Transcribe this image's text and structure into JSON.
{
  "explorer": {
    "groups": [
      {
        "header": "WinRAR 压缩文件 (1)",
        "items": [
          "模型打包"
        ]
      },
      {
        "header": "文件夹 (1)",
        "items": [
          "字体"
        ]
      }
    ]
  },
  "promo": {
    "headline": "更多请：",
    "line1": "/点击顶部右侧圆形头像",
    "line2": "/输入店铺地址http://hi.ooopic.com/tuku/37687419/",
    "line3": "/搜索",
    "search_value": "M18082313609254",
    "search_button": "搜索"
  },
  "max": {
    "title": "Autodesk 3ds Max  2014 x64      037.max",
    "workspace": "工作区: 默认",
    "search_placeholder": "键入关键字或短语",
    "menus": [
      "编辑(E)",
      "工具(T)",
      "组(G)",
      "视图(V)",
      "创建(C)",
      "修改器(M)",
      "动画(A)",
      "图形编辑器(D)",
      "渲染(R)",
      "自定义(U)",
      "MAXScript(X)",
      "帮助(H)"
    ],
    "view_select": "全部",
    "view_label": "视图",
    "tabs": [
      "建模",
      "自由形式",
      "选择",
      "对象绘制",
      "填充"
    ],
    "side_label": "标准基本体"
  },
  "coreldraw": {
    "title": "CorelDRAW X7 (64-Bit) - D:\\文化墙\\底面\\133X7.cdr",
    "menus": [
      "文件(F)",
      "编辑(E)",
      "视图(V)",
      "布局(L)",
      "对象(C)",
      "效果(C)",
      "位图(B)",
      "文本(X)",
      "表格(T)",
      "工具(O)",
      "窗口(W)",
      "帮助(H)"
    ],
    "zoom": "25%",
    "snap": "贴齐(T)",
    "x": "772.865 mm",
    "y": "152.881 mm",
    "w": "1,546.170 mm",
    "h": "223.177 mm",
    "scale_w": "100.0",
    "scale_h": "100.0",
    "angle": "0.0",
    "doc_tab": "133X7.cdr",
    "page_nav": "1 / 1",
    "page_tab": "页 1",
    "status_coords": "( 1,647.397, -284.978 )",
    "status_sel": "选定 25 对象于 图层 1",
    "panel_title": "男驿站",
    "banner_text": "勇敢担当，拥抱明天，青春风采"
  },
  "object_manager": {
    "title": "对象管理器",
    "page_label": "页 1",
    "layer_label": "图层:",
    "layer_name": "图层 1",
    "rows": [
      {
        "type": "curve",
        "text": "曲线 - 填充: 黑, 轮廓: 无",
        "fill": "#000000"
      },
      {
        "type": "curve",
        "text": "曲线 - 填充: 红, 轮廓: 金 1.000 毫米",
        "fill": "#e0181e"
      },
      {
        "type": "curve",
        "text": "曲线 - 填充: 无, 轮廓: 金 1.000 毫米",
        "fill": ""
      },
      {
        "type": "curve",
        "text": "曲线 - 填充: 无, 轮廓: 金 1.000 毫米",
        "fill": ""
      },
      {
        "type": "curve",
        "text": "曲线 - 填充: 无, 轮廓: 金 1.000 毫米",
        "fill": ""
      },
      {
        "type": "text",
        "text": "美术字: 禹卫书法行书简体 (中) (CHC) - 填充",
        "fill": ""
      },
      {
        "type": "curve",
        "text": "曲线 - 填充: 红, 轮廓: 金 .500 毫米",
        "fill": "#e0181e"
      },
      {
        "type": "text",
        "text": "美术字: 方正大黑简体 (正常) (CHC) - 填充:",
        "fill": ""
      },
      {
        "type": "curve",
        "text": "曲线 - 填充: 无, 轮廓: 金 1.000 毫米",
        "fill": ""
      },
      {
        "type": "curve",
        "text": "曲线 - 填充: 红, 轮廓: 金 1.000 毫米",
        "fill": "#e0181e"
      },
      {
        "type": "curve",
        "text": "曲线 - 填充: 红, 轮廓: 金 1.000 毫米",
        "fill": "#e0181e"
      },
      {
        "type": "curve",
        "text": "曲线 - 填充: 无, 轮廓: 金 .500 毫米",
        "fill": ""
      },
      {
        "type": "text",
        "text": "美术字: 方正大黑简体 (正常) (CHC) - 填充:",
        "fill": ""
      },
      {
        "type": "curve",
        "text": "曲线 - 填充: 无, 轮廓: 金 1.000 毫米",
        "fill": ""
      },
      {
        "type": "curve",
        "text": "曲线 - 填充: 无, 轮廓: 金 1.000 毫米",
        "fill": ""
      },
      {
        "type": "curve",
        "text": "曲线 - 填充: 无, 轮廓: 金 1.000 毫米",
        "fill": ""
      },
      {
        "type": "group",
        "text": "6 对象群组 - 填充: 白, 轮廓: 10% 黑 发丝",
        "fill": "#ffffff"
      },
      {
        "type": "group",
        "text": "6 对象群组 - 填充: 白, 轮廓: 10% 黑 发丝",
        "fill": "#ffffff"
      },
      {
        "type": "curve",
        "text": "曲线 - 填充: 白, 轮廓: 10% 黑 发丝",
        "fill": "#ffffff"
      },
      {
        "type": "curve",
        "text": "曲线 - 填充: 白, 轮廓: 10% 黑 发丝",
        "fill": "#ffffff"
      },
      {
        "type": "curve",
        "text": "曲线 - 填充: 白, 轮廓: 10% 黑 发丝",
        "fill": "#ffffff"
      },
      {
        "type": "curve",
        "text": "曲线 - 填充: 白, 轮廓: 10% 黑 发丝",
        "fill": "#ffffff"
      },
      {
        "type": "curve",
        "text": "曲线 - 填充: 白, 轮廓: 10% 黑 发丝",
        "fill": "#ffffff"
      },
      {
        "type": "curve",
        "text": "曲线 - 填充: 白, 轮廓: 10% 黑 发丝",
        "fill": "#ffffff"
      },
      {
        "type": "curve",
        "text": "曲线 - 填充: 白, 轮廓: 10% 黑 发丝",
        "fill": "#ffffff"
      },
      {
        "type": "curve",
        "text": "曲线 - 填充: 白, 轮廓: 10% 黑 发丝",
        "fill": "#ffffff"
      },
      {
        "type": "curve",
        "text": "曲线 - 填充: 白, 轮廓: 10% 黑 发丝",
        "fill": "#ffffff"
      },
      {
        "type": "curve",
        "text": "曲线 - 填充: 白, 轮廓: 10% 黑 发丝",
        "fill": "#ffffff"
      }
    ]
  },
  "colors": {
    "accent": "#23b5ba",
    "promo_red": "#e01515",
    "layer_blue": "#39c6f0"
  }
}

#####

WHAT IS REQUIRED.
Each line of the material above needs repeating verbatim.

TASK RESULT.
Transcribe this image's text and structure into JSON.
{
  "explorer": {
    "groups": [
      {
        "header": "WinRAR 压缩文件 (1)",
        "items": [
          "模型打包"
        ]
      },
      {
        "header": "文件夹 (1)",
        "items": [
          "字体"
        ]
      }
    ]
  },
  "promo": {
    "headline": "更多请：",
    "line1": "/点击顶部右侧圆形头像",
    "line2": "/输入店铺地址http://hi.ooopic.com/tuku/37687419/",
    "line3": "/搜索",
    "search_value": "M18082313609254",
    "search_button": "搜索"
  },
  "max": {
    "title": "Autodesk 3ds Max  2014 x64      037.max",
    "workspace": "工作区: 默认",
    "search_placeholder": "键入关键字或短语",
    "menus": [
      "编辑(E)",
      "工具(T)",
      "组(G)",
      "视图(V)",
      "创建(C)",
      "修改器(M)",
      "动画(A)",
      "图形编辑器(D)",
      "渲染(R)",
      "自定义(U)",
      "MAXScript(X)",
      "帮助(H)"
    ],
    "view_select": "全部",
    "view_label": "视图",
    "tabs": [
      "建模",
      "自由形式",
      "选择",
      "对象绘制",
      "填充"
    ],
    "side_label": "标准基本体"
  },
  "coreldraw": {
    "title": "CorelDRAW X7 (64-Bit) - D:\\文化墙\\底面\\133X7.cdr",
    "menus": [
      "文件(F)",
      "编辑(E)",
      "视图(V)",
      "布局(L)",
      "对象(C)",
      "效果(C)",
      "位图(B)",
      "文本(X)",
      "表格(T)",
      "工具(O)",
      "窗口(W)",
      "帮助(H)"
    ],
    "zoom": "25%",
    "snap": "贴齐(T)",
    "x": "772.865 mm",
    "y": "152.881 mm",
    "w": "1,546.170 mm",
    "h": "223.177 mm",
    "scale_w": "100.0",
    "scale_h": "100.0",
    "angle": "0.0",
    "doc_tab": "133X7.cdr",
    "page_nav": "1 / 1",
    "page_tab": "页 1",
    "status_coords": "( 1,647.397, -284.978 )",
    "status_sel": "选定 25 对象于 图层 1",
    "panel_title": "男驿站",
    "banner_text": "勇敢担当，拥抱明天，青春风采"
  },
  "object_manager": {
    "title": "对象管理器",
    "page_label": "页 1",
    "layer_label": "图层:",
    "layer_name": "图层 1",
    "rows": [
      {
        "type": "curve",
        "text": "曲线 - 填充: 黑, 轮廓: 无",
        "fill": "#000000"
      },
      {
        "type": "curve",
        "text": "曲线 - 填充: 红, 轮廓: 金 1.000 毫米",
        "fill": "#e0181e"
      },
      {
        "type": "curve",
        "text": "曲线 - 填充: 无, 轮廓: 金 1.000 毫米",
        "fill": ""
      },
      {
        "type": "curve",
        "text": "曲线 - 填充: 无, 轮廓: 金 1.000 毫米",
        "fill": ""
      },
      {
        "type": "curve",
        "text": "曲线 - 填充: 无, 轮廓: 金 1.000 毫米",
        "fill": ""
      },
      {
        "type": "text",
        "text": "美术字: 禹卫书法行书简体 (中) (CHC) - 填充",
        "fill": ""
      },
      {
        "type": "curve",
        "text": "曲线 - 填充: 红, 轮廓: 金 .500 毫米",
        "fill": "#e0181e"
      },
      {
        "type": "text",
        "text": "美术字: 方正大黑简体 (正常) (CHC) - 填充:",
        "fill": ""
      },
      {
        "type": "curve",
        "text": "曲线 - 填充: 无, 轮廓: 金 1.000 毫米",
        "fill": ""
      },
      {
        "type": "curve",
        "text": "曲线 - 填充: 红, 轮廓: 金 1.000 毫米",
        "fill": "#e0181e"
      },
      {
        "type": "curve",
        "text": "曲线 - 填充: 红, 轮廓: 金 1.000 毫米",
        "fill": "#e0181e"
      },
      {
        "type": "curve",
        "text": "曲线 - 填充: 无, 轮廓: 金 .500 毫米",
        "fill": ""
      },
      {
        "type": "text",
        "text": "美术字: 方正大黑简体 (正常) (CHC) - 填充:",
        "fill": ""
      },
      {
        "type": "curve",
        "text": "曲线 - 填充: 无, 轮廓: 金 1.000 毫米",
        "fill": ""
      },
      {
        "type": "curve",
        "text": "曲线 - 填充: 无, 轮廓: 金 1.000 毫米",
        "fill": ""
      },
      {
        "type": "curve",
        "text": "曲线 - 填充: 无, 轮廓: 金 1.000 毫米",
        "fill": ""
      },
      {
        "type": "group",
        "text": "6 对象群组 - 填充: 白, 轮廓: 10% 黑 发丝",
        "fill": "#ffffff"
      },
      {
        "type": "group",
        "text": "6 对象群组 - 填充: 白, 轮廓: 10% 黑 发丝",
        "fill": "#ffffff"
      },
      {
        "type": "curve",
        "text": "曲线 - 填充: 白, 轮廓: 10% 黑 发丝",
        "fill": "#ffffff"
      },
      {
        "type": "curve",
        "text": "曲线 - 填充: 白, 轮廓: 10% 黑 发丝",
        "fill": "#ffffff"
      },
      {
        "type": "curve",
        "text": "曲线 - 填充: 白, 轮廓: 10% 黑 发丝",
        "fill": "#ffffff"
      },
      {
        "type": "curve",
        "text": "曲线 - 填充: 白, 轮廓: 10% 黑 发丝",
        "fill": "#ffffff"
      },
      {
        "type": "curve",
        "text": "曲线 - 填充: 白, 轮廓: 10% 黑 发丝",
        "fill": "#ffffff"
      },
      {
        "type": "curve",
        "text": "曲线 - 填充: 白, 轮廓: 10% 黑 发丝",
        "fill": "#ffffff"
      },
      {
        "type": "curve",
        "text": "曲线 - 填充: 白, 轮廓: 10% 黑 发丝",
        "fill": "#ffffff"
      },
      {
        "type": "curve",
        "text": "曲线 - 填充: 白, 轮廓: 10% 黑 发丝",
        "fill": "#ffffff"
      },
      {
        "type": "curve",
        "text": "曲线 - 填充: 白, 轮廓: 10% 黑 发丝",
        "fill": "#ffffff"
      },
      {
        "type": "curve",
        "text": "曲线 - 填充: 白, 轮廓: 10% 黑 发丝",
        "fill": "#ffffff"
      }
    ]
  },
  "colors": {
    "accent": "#23b5ba",
    "promo_red": "#e01515",
    "layer_blue": "#39c6f0"
  }
}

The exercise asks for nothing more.